%%

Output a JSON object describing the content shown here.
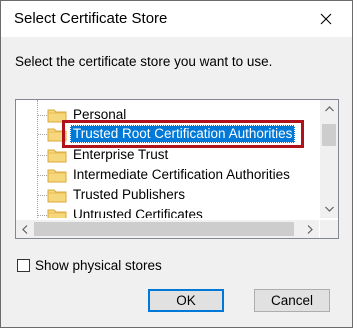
{
  "window": {
    "title": "Select Certificate Store",
    "close_icon": "close-icon"
  },
  "prompt": "Select the certificate store you want to use.",
  "stores": [
    {
      "label": "Personal",
      "selected": false
    },
    {
      "label": "Trusted Root Certification Authorities",
      "selected": true
    },
    {
      "label": "Enterprise Trust",
      "selected": false
    },
    {
      "label": "Intermediate Certification Authorities",
      "selected": false
    },
    {
      "label": "Trusted Publishers",
      "selected": false
    },
    {
      "label": "Untrusted Certificates",
      "selected": false
    }
  ],
  "show_physical": {
    "label": "Show physical stores",
    "checked": false
  },
  "buttons": {
    "ok": "OK",
    "cancel": "Cancel"
  },
  "colors": {
    "selection": "#0078d7",
    "annotation_box": "#b0121b",
    "folder": "#f6d77c"
  }
}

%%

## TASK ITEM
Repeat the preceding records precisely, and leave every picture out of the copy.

## ANSWER SPACE
Output a JSON object describing the content shown here.
{
  "window": {
    "title": "Select Certificate Store",
    "close_icon": "close-icon"
  },
  "prompt": "Select the certificate store you want to use.",
  "stores": [
    {
      "label": "Personal",
      "selected": false
    },
    {
      "label": "Trusted Root Certification Authorities",
      "selected": true
    },
    {
      "label": "Enterprise Trust",
      "selected": false
    },
    {
      "label": "Intermediate Certification Authorities",
      "selected": false
    },
    {
      "label": "Trusted Publishers",
      "selected": false
    },
    {
      "label": "Untrusted Certificates",
      "selected": false
    }
  ],
  "show_physical": {
    "label": "Show physical stores",
    "checked": false
  },
  "buttons": {
    "ok": "OK",
    "cancel": "Cancel"
  },
  "colors": {
    "selection": "#0078d7",
    "annotation_box": "#b0121b",
    "folder": "#f6d77c"
  }
}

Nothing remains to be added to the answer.